|Saami Shaman Drum|
The Sáami people (also spelled Sami) are one of the indigenous people of northern Europe inhabiting Sapmi, which today encompasses parts of northern Sweden, Norway, Finland and the Kola Peninsula of Russia but also in the border area between south and middle Sweden. Their ancestral lands span an area the size of Sweden in the Nordic countries. The Saami people are among the largest indigenous ethnic groups in Europe. Their traditional languages are the Sami languages, which are classified as members of the Finno-Lappic group of the Uralic language family (Wikipedia).
The phrase "Drum Time" refers to the time before our drums were banned by colonizers.
My poems "Check The Box" and "Cartography" appear in Drunken Boat's First Peoples Issue. "Cartography" is a poem about the Noaide (shaman) drum.
Grandmother, you chewed alder
to red paste, mixed ash
from woodstoves, a tincturetraced on swollen bellies, landmarks
for reindeer traveling to the sun—
Charcoal figures: fisher and boat,
hunter’s bow, a conduit between
You warmed painted hide
by camplight in the season before black
robes silenced our trances. Now, I peerat drummed bellies
beneath a tree rising from center,
what remains hidden
in mountains near seidda—rock piles,
beneath sedge—sun-skins now mute
behind museum glass. I see your patterns
moving upon laavu walls
sketching tracks to the pulse of thumb,

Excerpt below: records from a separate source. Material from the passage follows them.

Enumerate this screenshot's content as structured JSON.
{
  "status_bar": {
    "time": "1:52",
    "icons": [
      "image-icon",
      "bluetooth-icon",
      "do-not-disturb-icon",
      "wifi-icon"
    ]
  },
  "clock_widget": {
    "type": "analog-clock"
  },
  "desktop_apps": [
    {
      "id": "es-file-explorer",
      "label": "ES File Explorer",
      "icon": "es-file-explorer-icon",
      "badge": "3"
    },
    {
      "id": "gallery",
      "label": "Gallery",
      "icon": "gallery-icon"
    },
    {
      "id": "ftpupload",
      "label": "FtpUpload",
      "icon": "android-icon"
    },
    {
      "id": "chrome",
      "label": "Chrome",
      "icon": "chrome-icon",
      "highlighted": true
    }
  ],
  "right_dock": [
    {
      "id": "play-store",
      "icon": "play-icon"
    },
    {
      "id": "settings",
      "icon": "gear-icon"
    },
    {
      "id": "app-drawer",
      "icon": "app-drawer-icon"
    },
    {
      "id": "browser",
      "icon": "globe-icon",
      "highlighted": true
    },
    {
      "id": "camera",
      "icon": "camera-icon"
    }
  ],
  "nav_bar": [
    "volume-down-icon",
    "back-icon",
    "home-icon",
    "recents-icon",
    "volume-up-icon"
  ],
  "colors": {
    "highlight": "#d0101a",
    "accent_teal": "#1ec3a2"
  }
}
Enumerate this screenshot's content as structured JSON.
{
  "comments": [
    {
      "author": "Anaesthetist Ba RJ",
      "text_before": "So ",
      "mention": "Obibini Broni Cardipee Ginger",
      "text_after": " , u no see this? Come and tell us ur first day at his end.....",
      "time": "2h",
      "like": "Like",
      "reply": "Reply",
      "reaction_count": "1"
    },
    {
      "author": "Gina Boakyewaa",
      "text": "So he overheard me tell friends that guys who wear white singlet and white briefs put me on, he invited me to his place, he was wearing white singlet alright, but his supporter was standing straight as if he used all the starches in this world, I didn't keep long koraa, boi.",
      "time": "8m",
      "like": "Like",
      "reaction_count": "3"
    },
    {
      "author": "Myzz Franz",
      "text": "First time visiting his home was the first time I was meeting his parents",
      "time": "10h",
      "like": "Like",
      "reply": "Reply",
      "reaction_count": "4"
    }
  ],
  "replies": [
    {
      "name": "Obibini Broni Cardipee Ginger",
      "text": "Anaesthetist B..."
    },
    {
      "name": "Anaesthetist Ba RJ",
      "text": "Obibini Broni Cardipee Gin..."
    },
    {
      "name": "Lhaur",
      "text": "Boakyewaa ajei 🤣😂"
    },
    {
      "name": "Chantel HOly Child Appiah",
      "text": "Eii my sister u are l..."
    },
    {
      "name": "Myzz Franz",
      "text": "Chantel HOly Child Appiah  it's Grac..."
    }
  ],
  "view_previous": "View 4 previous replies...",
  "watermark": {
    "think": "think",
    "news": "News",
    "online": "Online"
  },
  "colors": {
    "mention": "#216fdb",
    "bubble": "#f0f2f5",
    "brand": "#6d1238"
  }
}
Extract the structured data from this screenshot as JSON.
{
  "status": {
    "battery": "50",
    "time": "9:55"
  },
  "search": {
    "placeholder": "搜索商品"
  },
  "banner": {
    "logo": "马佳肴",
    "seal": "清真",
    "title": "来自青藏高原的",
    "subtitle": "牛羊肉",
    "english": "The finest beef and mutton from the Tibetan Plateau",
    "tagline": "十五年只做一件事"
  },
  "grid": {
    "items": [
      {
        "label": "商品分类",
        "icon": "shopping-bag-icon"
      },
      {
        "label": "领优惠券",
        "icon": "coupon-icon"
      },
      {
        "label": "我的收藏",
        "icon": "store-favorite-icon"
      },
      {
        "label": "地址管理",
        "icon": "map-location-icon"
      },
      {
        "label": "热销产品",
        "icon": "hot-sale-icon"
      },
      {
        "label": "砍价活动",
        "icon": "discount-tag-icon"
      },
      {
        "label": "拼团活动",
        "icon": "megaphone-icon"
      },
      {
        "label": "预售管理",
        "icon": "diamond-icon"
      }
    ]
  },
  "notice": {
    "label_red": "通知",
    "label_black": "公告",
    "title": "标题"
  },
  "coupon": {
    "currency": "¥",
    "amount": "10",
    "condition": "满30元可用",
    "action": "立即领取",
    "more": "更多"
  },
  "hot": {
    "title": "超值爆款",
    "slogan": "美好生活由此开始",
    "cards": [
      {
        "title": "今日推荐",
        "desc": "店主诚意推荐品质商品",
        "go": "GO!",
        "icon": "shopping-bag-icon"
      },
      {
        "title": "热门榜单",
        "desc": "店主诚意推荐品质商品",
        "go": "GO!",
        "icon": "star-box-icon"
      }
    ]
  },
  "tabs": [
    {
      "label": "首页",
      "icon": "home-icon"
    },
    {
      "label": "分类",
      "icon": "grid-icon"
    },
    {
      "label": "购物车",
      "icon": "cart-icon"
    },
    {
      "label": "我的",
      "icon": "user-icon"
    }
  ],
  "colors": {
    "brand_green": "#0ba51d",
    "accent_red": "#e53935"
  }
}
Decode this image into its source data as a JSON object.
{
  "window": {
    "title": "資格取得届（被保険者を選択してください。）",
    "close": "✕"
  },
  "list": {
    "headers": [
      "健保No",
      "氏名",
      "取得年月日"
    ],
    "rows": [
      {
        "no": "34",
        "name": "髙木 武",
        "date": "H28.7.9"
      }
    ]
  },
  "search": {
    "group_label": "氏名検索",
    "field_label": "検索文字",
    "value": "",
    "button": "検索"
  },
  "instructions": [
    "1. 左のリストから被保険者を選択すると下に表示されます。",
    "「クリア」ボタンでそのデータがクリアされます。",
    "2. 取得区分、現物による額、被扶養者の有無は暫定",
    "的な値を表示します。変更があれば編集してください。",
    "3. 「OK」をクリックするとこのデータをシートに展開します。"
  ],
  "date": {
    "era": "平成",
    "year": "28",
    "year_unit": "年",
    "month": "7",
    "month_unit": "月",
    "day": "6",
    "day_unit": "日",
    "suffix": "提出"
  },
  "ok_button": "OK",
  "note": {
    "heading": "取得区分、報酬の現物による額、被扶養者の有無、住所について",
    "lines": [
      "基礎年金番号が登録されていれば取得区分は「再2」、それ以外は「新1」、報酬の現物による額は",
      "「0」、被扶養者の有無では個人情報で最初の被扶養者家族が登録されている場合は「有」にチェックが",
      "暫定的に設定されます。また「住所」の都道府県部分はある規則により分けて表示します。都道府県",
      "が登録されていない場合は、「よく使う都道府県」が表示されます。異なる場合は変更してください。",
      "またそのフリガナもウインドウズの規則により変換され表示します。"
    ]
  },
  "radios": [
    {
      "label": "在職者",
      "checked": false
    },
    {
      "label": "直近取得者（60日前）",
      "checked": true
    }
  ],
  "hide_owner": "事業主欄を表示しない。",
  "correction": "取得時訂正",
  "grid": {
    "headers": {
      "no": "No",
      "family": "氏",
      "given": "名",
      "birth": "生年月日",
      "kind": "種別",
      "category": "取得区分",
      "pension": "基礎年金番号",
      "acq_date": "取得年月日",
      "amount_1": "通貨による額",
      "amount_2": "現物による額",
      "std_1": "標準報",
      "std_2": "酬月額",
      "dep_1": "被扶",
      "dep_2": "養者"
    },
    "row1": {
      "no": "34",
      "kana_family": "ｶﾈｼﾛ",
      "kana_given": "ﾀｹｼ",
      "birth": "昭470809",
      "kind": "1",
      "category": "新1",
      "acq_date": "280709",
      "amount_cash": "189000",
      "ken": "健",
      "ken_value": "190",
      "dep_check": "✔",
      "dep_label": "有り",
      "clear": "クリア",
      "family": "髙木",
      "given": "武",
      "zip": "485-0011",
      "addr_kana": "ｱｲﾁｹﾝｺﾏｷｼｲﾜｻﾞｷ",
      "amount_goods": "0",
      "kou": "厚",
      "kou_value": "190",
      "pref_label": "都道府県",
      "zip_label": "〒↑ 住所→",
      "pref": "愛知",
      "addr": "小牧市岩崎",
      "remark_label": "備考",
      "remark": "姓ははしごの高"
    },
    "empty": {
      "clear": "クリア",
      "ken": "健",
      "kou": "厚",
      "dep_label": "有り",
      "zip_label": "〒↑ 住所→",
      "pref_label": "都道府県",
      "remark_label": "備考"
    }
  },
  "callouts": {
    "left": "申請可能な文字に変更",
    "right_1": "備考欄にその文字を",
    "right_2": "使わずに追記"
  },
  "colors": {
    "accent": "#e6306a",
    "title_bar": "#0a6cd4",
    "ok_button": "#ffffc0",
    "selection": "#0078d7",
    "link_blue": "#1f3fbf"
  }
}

hooves on the rim of my drum,
lingering with lichen-scent, signposts
herding my migration toward home.
*Seidda: rock piles marking Sáami worship sites. Laavu: Sáami tent. Missionary efforts nearly wiped out our Sáami drums. In the 1600s, Sáami were ordered to dispose of the drums and attend church. Our Noiade (shamans) hid themselves and their drums in the mountains. Some families hid drums; others were burned or sold to museums.
|My Shaman Drum|